What to produce - Copy the entries below verbatim, omitting any pictures they contain.

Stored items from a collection
○ ○ ○ ○

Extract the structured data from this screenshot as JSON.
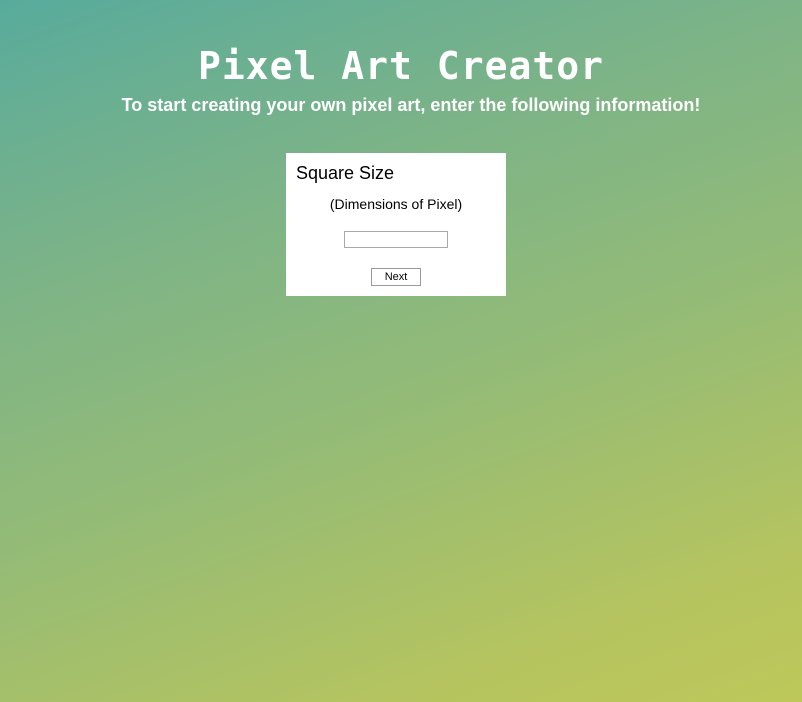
{
  "header": {
    "title": "Pixel Art Creator",
    "subtitle": "To start creating your own pixel art, enter the following information!"
  },
  "form": {
    "heading": "Square Size",
    "hint": "(Dimensions of Pixel)",
    "size_input": {
      "value": "",
      "placeholder": ""
    },
    "next_label": "Next"
  },
  "colors": {
    "gradient_start": "#58ab9c",
    "gradient_end": "#bec85a",
    "card_background": "#ffffff",
    "text_light": "#ffffff"
  }
}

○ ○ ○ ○

Output of the exercise -
Extract the structured data from this screenshot as JSON.
{
  "header": {
    "title": "Pixel Art Creator",
    "subtitle": "To start creating your own pixel art, enter the following information!"
  },
  "form": {
    "heading": "Square Size",
    "hint": "(Dimensions of Pixel)",
    "size_input": {
      "value": "",
      "placeholder": ""
    },
    "next_label": "Next"
  },
  "colors": {
    "gradient_start": "#58ab9c",
    "gradient_end": "#bec85a",
    "card_background": "#ffffff",
    "text_light": "#ffffff"
  }
}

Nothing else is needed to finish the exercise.